inhabitants of] la Romorantine mock the simplicity of these monks.”46 Alexis concluded his refutation with an extract from the registers of the Parlement of Paris dated 24 May 1599. Marthe was placed under her father’s supervision and was ordered to remain in Romorantin unless express permission to depart could be obtained from the “Juge chastelain” of the said locale.47 Alexis is representative of a developing tendency, at least after the Italian Renaissance, to question antiquated explanations of mysterious phenomena. Many Europeans, while becoming increasingly skeptical of the traditional propensity to attribute aberrations in nature and human behavior to demonic interference, deplored the apparently frequent practice of condemning innocent victims to be burned for

what they regarded as naturally explicable behavior. Alexis,himself, considered the credulity of those overzealous elites who encouraged the persecutions to be more deleterious than the naive convictions of the masses. He went so far as to question Scripture: “If there are thus no other signs necessary to demon possession, than those which are described by the Evangelists, [then] every epileptic, melancholiac, phrenetic, will have the devil in their and there will be more demoniacs in the world than fools.” Page 43who by this means is establishing the reign of Satan. Even the judges are so blind that they deny that there have ever been warlocks and witches.”49 Henri Boguet, chief justice for the county of Burgundy, conveyed a similar sense of horror and disbelief at the

growing number of skeptics. In a treatise from 1603, he remarked: “I marvel at those who ridicule the exorcisms and conjurations that our priests employ against demoniacs: because what reason do they have to do this?
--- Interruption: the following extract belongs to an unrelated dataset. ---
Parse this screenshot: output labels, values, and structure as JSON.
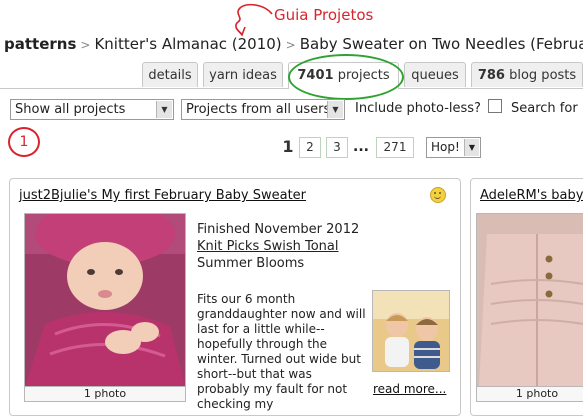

Did Jesus Christ not cure an infinite number [of such persons] while he was in this world.”50 Another author, Pierre Node, exhorted the Judges and Lords of France “to avoid being deceived by idle words, such as [those] used by beguilers, Sorcerers, Magicians, and Nostradamists.”51 Node then warned these magistrates of the impending doom if they failed to carry out their responsibility of eradicating this threat to the kingdom. “If either unadvised pity or negligence and scorn, or excessive disbelief softens the hearts of those who hold authority over any

province of this kingdom in order to spare the life of these wretched creatures who provoke our God to such a great extent, the end of this poor France will not be unlike that of the Israelite kingdom.”52In the writings of Crespet, Boguet and Node, we can see the major elements of a type of propaganda that was not intended to serve as a vehicle of oppression of ‘popular culture. ‘ On the contrary, this literature seems to have been directed at the skepticism of other members of the elite classes. It is in fact evident that one cannot speak of the ‘elite class’ as a single, coherent entity. As one historian has described the situation, “Protestantism aside, there was no monolithic orthodoxy upon which all Catholics agreed in every detail. The church in France lacked

the machinery, even if it had the will, to impose a single set of views on all people.”53Jonathan Pearl has shown that at least some of the French Catholic demonologists were concerned with both the blind credulity of the masses and the skepticism of some of the elites. His views have been particularly influenced by Pierre de Lancre’s L’Incredulite et Mescreance du Sortilege Plainement Convaincue (Paris, 1622), which he cites at some length. He contends that de Lancre represents the middle position between the two extremes of belief, because De Lancre argued thatWe should avoid the extremes. It is not necessary to line up with the Platonists who attribute everything to demons; but one must even less hold the belief of the Pythagoreans who laugh at demons, magicians, and